The WHO reports an estimated 429,000 malaria deaths each year. The disease mostly affects tropical and subtropical regions and in particular the African continent. The Fraunhofer Institute for Silicate Research ISC teamed up with the Fraunhofer Institute for Molecular Biology and Applied Ecology IME and the Institute of Tropical Medicine at the University of Tübingen for a new test method to detect malaria parasites in blood. The idea of the research project “NanoFRET” is to develop a highly sensitive and reliable rapid diagnostic test so that patient treatment can begin as early as possible.

Malaria is caused by parasites transmitted by mosquito bite. The most dangerous form of malaria is malaria tropica. Left untreated, it is fatal in most cases....

Im Focus: A “cosmic snake” reveals the structure of remote galaxies

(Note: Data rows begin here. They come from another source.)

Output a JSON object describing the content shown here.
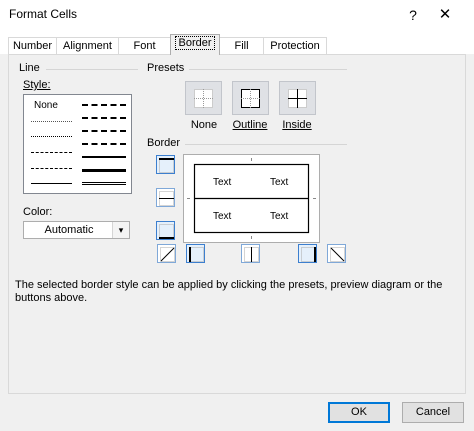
{
  "window": {
    "title": "Format Cells",
    "help_glyph": "?",
    "close_glyph": "✕"
  },
  "tabs": [
    {
      "label": "Number"
    },
    {
      "label": "Alignment"
    },
    {
      "label": "Font"
    },
    {
      "label": "Border",
      "active": true
    },
    {
      "label": "Fill"
    },
    {
      "label": "Protection"
    }
  ],
  "line": {
    "group_label": "Line",
    "style_label": "Style:",
    "style_none": "None",
    "color_label": "Color:",
    "color_value": "Automatic",
    "color_arrow": "▾"
  },
  "presets": {
    "group_label": "Presets",
    "items": [
      {
        "label": "None"
      },
      {
        "label": "Outline"
      },
      {
        "label": "Inside"
      }
    ]
  },
  "border": {
    "group_label": "Border",
    "preview_text": [
      "Text",
      "Text",
      "Text",
      "Text"
    ]
  },
  "description": "The selected border style can be applied by clicking the presets, preview diagram or the buttons above.",
  "buttons": {
    "ok": "OK",
    "cancel": "Cancel"
  },
  "colors": {
    "accent": "#0078d7",
    "button_border": "#7fa8d8",
    "panel_bg": "#f0f0f0"
  }
}
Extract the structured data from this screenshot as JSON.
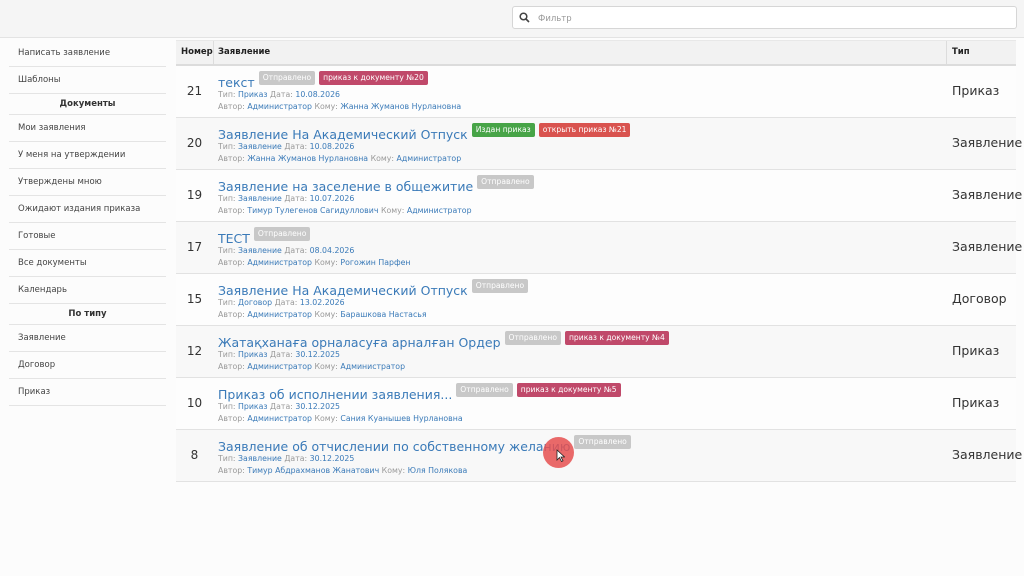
{
  "search": {
    "placeholder": "Фильтр"
  },
  "sidebar": {
    "items_top": [
      {
        "label": "Написать заявление"
      },
      {
        "label": "Шаблоны"
      }
    ],
    "header_docs": "Документы",
    "items_docs": [
      {
        "label": "Мои заявления"
      },
      {
        "label": "У меня на утверждении"
      },
      {
        "label": "Утверждены мною"
      },
      {
        "label": "Ожидают издания приказа"
      },
      {
        "label": "Готовые"
      },
      {
        "label": "Все документы"
      },
      {
        "label": "Календарь"
      }
    ],
    "header_type": "По типу",
    "items_type": [
      {
        "label": "Заявление"
      },
      {
        "label": "Договор"
      },
      {
        "label": "Приказ"
      }
    ]
  },
  "table": {
    "headers": {
      "number": "Номер",
      "doc": "Заявление",
      "type": "Тип"
    },
    "meta_labels": {
      "type": "Тип:",
      "date": "Дата:",
      "author": "Автор:",
      "to": "Кому:"
    },
    "rows": [
      {
        "number": "21",
        "title": "текст",
        "badge1": "Отправлено",
        "badge2": "приказ к документу №20",
        "doc_type": "Приказ",
        "date": "10.08.2026",
        "author": "Администратор",
        "to": "Жанна Жуманов Нурлановна",
        "type": "Приказ"
      },
      {
        "number": "20",
        "title": "Заявление На Академический Отпуск",
        "badge1": "Издан приказ",
        "badge2": "открыть приказ №21",
        "doc_type": "Заявление",
        "date": "10.08.2026",
        "author": "Жанна Жуманов Нурлановна",
        "to": "Администратор",
        "type": "Заявление"
      },
      {
        "number": "19",
        "title": "Заявление на заселение в общежитие",
        "badge1": "Отправлено",
        "badge2": "",
        "doc_type": "Заявление",
        "date": "10.07.2026",
        "author": "Тимур Тулегенов Сагидуллович",
        "to": "Администратор",
        "type": "Заявление"
      },
      {
        "number": "17",
        "title": "ТЕСТ",
        "badge1": "Отправлено",
        "badge2": "",
        "doc_type": "Заявление",
        "date": "08.04.2026",
        "author": "Администратор",
        "to": "Рогожин Парфен",
        "type": "Заявление"
      },
      {
        "number": "15",
        "title": "Заявление На Академический Отпуск",
        "badge1": "Отправлено",
        "badge2": "",
        "doc_type": "Договор",
        "date": "13.02.2026",
        "author": "Администратор",
        "to": "Барашкова Настасья",
        "type": "Договор"
      },
      {
        "number": "12",
        "title": "Жатақханаға орналасуға арналған Ордер",
        "badge1": "Отправлено",
        "badge2": "приказ к документу №4",
        "doc_type": "Приказ",
        "date": "30.12.2025",
        "author": "Администратор",
        "to": "Администратор",
        "type": "Приказ"
      },
      {
        "number": "10",
        "title": "Приказ об исполнении заявления...",
        "badge1": "Отправлено",
        "badge2": "приказ к документу №5",
        "doc_type": "Приказ",
        "date": "30.12.2025",
        "author": "Администратор",
        "to": "Сания Куанышев Нурлановна",
        "type": "Приказ"
      },
      {
        "number": "8",
        "title": "Заявление об отчислении по собственному желанию",
        "badge1": "Отправлено",
        "badge2": "",
        "doc_type": "Заявление",
        "date": "30.12.2025",
        "author": "Тимур Абдрахманов Жанатович",
        "to": "Юля Полякова",
        "type": "Заявление"
      }
    ]
  },
  "colors": {
    "link": "#3a7ab8",
    "badge_grey": "#c8c8c8",
    "badge_red": "#c0496a",
    "badge_green": "#47a447",
    "badge_red_bright": "#d9534f"
  },
  "icons": {
    "search": "search-icon",
    "cursor": "mouse-cursor-icon"
  }
}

The formation of stars in distant galaxies is still largely unexplored. For the first time, astron-omers at the University of Geneva have now been able to closely observe a star system six billion light-years away. In doing so, they are confirming earlier simulations made by the University of Zurich. One special effect is made possible by the multiple reflections of images that run through the cosmos like a snake.

Today, astronomers have a pretty accurate idea of how stars were formed in the recent cosmic past. But do these laws also apply to older galaxies? For around a...

Im Focus: Visual intelligence is not the same as IQ

Just because someone is smart and well-motivated doesn't mean he or she can learn the visual skills needed to excel at tasks like matching fingerprints, interpreting medical X-rays, keeping track of aircraft on radar displays or forensic face matching.

That is the implication of a new study which shows for the first time that there is a broad range of differences in people's visual ability and that these...

All Focus news of the innovation-report >>>

Anzeige

Anzeige

Event News

Ecology Across Borders: International conference brings together 1,500 ecologists

15.11.2017 | Event News

Road into laboratory: Users discuss biaxial fatigue-testing for car and truck wheel

15.11.2017 | Event News

#Berlin5GWeek: The right network for Industry 4.0

30.10.2017 | Event News

 
Latest News

IceCube experiment finds Earth can block high-energy particles from nuclear reactions

24.11.2017 | Physics and Astronomy

A 'half-hearted' solution to one-sided heart failure

24.11.2017 | Health and Medicine

Heidelberg Researchers Study Unique Underwater Stalactites

24.11.2017 | Earth Sciences

VideoLinks
B2B-VideoLinks
More VideoLinks >>>